- Your assignment -
Write the records out once more, so that nothing differs from the original.
Content starts
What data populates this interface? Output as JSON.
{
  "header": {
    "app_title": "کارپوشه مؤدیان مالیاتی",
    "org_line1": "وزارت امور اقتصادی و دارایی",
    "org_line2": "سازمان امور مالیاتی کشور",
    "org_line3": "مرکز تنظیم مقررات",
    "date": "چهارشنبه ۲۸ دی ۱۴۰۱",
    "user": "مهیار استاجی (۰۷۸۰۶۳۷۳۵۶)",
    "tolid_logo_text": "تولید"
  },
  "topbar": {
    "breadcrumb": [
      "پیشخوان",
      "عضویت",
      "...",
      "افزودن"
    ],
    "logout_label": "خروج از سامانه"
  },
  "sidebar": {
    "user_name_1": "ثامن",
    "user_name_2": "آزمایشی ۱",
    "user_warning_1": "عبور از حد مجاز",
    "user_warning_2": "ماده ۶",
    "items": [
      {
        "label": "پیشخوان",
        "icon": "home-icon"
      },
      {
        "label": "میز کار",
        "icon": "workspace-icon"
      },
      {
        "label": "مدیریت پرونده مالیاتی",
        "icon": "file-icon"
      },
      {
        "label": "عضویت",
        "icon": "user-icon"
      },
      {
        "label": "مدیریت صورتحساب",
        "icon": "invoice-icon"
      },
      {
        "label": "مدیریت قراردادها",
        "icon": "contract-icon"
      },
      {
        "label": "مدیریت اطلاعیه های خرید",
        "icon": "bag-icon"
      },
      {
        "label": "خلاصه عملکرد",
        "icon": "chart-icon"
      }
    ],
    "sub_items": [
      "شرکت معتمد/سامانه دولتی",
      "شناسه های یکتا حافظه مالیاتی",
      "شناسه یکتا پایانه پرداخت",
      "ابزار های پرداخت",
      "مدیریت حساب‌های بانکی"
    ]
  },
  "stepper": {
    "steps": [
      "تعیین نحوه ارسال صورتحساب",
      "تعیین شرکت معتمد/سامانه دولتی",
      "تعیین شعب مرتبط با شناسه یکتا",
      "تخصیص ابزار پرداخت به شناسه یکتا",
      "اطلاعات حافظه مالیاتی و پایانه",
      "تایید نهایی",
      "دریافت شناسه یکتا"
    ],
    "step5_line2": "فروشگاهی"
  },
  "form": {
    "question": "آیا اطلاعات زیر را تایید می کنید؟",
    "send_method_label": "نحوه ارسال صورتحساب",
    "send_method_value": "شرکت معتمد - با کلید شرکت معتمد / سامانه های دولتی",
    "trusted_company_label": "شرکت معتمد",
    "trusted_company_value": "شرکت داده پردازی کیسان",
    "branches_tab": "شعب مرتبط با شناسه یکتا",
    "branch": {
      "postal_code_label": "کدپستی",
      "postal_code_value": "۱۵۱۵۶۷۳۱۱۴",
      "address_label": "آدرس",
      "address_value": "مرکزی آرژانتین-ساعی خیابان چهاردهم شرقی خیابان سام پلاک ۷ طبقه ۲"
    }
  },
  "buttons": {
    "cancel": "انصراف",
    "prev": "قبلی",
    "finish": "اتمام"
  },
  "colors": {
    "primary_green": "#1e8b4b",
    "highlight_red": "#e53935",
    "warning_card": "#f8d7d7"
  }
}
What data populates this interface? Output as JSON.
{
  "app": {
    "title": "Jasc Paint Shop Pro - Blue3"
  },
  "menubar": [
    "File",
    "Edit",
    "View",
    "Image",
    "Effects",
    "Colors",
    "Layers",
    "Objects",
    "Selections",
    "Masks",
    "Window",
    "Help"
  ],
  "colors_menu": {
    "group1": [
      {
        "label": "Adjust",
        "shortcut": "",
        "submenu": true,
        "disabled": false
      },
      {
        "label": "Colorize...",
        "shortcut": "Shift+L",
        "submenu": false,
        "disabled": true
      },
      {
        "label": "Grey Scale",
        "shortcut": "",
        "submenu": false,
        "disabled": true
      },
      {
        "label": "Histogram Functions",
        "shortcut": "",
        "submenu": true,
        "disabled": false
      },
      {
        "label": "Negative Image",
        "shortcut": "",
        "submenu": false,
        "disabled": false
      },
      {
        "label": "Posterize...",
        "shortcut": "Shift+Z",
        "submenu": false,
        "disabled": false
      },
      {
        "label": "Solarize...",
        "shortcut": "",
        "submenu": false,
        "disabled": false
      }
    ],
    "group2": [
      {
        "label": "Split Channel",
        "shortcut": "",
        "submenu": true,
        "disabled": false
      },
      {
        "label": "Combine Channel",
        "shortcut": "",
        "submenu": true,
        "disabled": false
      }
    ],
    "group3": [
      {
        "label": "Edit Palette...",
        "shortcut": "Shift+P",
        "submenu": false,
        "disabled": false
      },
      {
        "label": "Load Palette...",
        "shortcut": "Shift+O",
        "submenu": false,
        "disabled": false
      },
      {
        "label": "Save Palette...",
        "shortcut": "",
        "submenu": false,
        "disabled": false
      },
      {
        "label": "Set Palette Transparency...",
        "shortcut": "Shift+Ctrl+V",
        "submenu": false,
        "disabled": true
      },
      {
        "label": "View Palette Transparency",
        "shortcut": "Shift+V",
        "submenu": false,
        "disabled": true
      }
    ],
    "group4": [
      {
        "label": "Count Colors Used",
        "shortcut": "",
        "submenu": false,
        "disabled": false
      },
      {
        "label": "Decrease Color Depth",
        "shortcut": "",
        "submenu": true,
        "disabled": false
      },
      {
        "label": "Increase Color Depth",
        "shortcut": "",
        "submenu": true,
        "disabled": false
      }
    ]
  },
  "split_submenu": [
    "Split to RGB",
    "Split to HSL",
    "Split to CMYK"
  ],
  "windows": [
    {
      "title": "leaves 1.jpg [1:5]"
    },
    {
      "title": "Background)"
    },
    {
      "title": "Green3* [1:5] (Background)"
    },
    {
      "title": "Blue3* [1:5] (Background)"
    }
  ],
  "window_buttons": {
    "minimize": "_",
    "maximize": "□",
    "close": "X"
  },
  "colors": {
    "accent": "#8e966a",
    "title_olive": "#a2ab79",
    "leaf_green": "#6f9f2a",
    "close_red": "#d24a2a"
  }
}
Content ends
- Written reply -
What data populates this interface? Output as JSON.
{
  "header": {
    "app_title": "کارپوشه مؤدیان مالیاتی",
    "org_line1": "وزارت امور اقتصادی و دارایی",
    "org_line2": "سازمان امور مالیاتی کشور",
    "org_line3": "مرکز تنظیم مقررات",
    "date": "چهارشنبه ۲۸ دی ۱۴۰۱",
    "user": "مهیار استاجی (۰۷۸۰۶۳۷۳۵۶)",
    "tolid_logo_text": "تولید"
  },
  "topbar": {
    "breadcrumb": [
      "پیشخوان",
      "عضویت",
      "...",
      "افزودن"
    ],
    "logout_label": "خروج از سامانه"
  },
  "sidebar": {
    "user_name_1": "ثامن",
    "user_name_2": "آزمایشی ۱",
    "user_warning_1": "عبور از حد مجاز",
    "user_warning_2": "ماده ۶",
    "items": [
      {
        "label": "پیشخوان",
        "icon": "home-icon"
      },
      {
        "label": "میز کار",
        "icon": "workspace-icon"
      },
      {
        "label": "مدیریت پرونده مالیاتی",
        "icon": "file-icon"
      },
      {
        "label": "عضویت",
        "icon": "user-icon"
      },
      {
        "label": "مدیریت صورتحساب",
        "icon": "invoice-icon"
      },
      {
        "label": "مدیریت قراردادها",
        "icon": "contract-icon"
      },
      {
        "label": "مدیریت اطلاعیه های خرید",
        "icon": "bag-icon"
      },
      {
        "label": "خلاصه عملکرد",
        "icon": "chart-icon"
      }
    ],
    "sub_items": [
      "شرکت معتمد/سامانه دولتی",
      "شناسه های یکتا حافظه مالیاتی",
      "شناسه یکتا پایانه پرداخت",
      "ابزار های پرداخت",
      "مدیریت حساب‌های بانکی"
    ]
  },
  "stepper": {
    "steps": [
      "تعیین نحوه ارسال صورتحساب",
      "تعیین شرکت معتمد/سامانه دولتی",
      "تعیین شعب مرتبط با شناسه یکتا",
      "تخصیص ابزار پرداخت به شناسه یکتا",
      "اطلاعات حافظه مالیاتی و پایانه",
      "تایید نهایی",
      "دریافت شناسه یکتا"
    ],
    "step5_line2": "فروشگاهی"
  },
  "form": {
    "question": "آیا اطلاعات زیر را تایید می کنید؟",
    "send_method_label": "نحوه ارسال صورتحساب",
    "send_method_value": "شرکت معتمد - با کلید شرکت معتمد / سامانه های دولتی",
    "trusted_company_label": "شرکت معتمد",
    "trusted_company_value": "شرکت داده پردازی کیسان",
    "branches_tab": "شعب مرتبط با شناسه یکتا",
    "branch": {
      "postal_code_label": "کدپستی",
      "postal_code_value": "۱۵۱۵۶۷۳۱۱۴",
      "address_label": "آدرس",
      "address_value": "مرکزی آرژانتین-ساعی خیابان چهاردهم شرقی خیابان سام پلاک ۷ طبقه ۲"
    }
  },
  "buttons": {
    "cancel": "انصراف",
    "prev": "قبلی",
    "finish": "اتمام"
  },
  "colors": {
    "primary_green": "#1e8b4b",
    "highlight_red": "#e53935",
    "warning_card": "#f8d7d7"
  }
}
What data populates this interface? Output as JSON.
{
  "app": {
    "title": "Jasc Paint Shop Pro - Blue3"
  },
  "menubar": [
    "File",
    "Edit",
    "View",
    "Image",
    "Effects",
    "Colors",
    "Layers",
    "Objects",
    "Selections",
    "Masks",
    "Window",
    "Help"
  ],
  "colors_menu": {
    "group1": [
      {
        "label": "Adjust",
        "shortcut": "",
        "submenu": true,
        "disabled": false
      },
      {
        "label": "Colorize...",
        "shortcut": "Shift+L",
        "submenu": false,
        "disabled": true
      },
      {
        "label": "Grey Scale",
        "shortcut": "",
        "submenu": false,
        "disabled": true
      },
      {
        "label": "Histogram Functions",
        "shortcut": "",
        "submenu": true,
        "disabled": false
      },
      {
        "label": "Negative Image",
        "shortcut": "",
        "submenu": false,
        "disabled": false
      },
      {
        "label": "Posterize...",
        "shortcut": "Shift+Z",
        "submenu": false,
        "disabled": false
      },
      {
        "label": "Solarize...",
        "shortcut": "",
        "submenu": false,
        "disabled": false
      }
    ],
    "group2": [
      {
        "label": "Split Channel",
        "shortcut": "",
        "submenu": true,
        "disabled": false
      },
      {
        "label": "Combine Channel",
        "shortcut": "",
        "submenu": true,
        "disabled": false
      }
    ],
    "group3": [
      {
        "label": "Edit Palette...",
        "shortcut": "Shift+P",
        "submenu": false,
        "disabled": false
      },
      {
        "label": "Load Palette...",
        "shortcut": "Shift+O",
        "submenu": false,
        "disabled": false
      },
      {
        "label": "Save Palette...",
        "shortcut": "",
        "submenu": false,
        "disabled": false
      },
      {
        "label": "Set Palette Transparency...",
        "shortcut": "Shift+Ctrl+V",
        "submenu": false,
        "disabled": true
      },
      {
        "label": "View Palette Transparency",
        "shortcut": "Shift+V",
        "submenu": false,
        "disabled": true
      }
    ],
    "group4": [
      {
        "label": "Count Colors Used",
        "shortcut": "",
        "submenu": false,
        "disabled": false
      },
      {
        "label": "Decrease Color Depth",
        "shortcut": "",
        "submenu": true,
        "disabled": false
      },
      {
        "label": "Increase Color Depth",
        "shortcut": "",
        "submenu": true,
        "disabled": false
      }
    ]
  },
  "split_submenu": [
    "Split to RGB",
    "Split to HSL",
    "Split to CMYK"
  ],
  "windows": [
    {
      "title": "leaves 1.jpg [1:5]"
    },
    {
      "title": "Background)"
    },
    {
      "title": "Green3* [1:5] (Background)"
    },
    {
      "title": "Blue3* [1:5] (Background)"
    }
  ],
  "window_buttons": {
    "minimize": "_",
    "maximize": "□",
    "close": "X"
  },
  "colors": {
    "accent": "#8e966a",
    "title_olive": "#a2ab79",
    "leaf_green": "#6f9f2a",
    "close_red": "#d24a2a"
  }
}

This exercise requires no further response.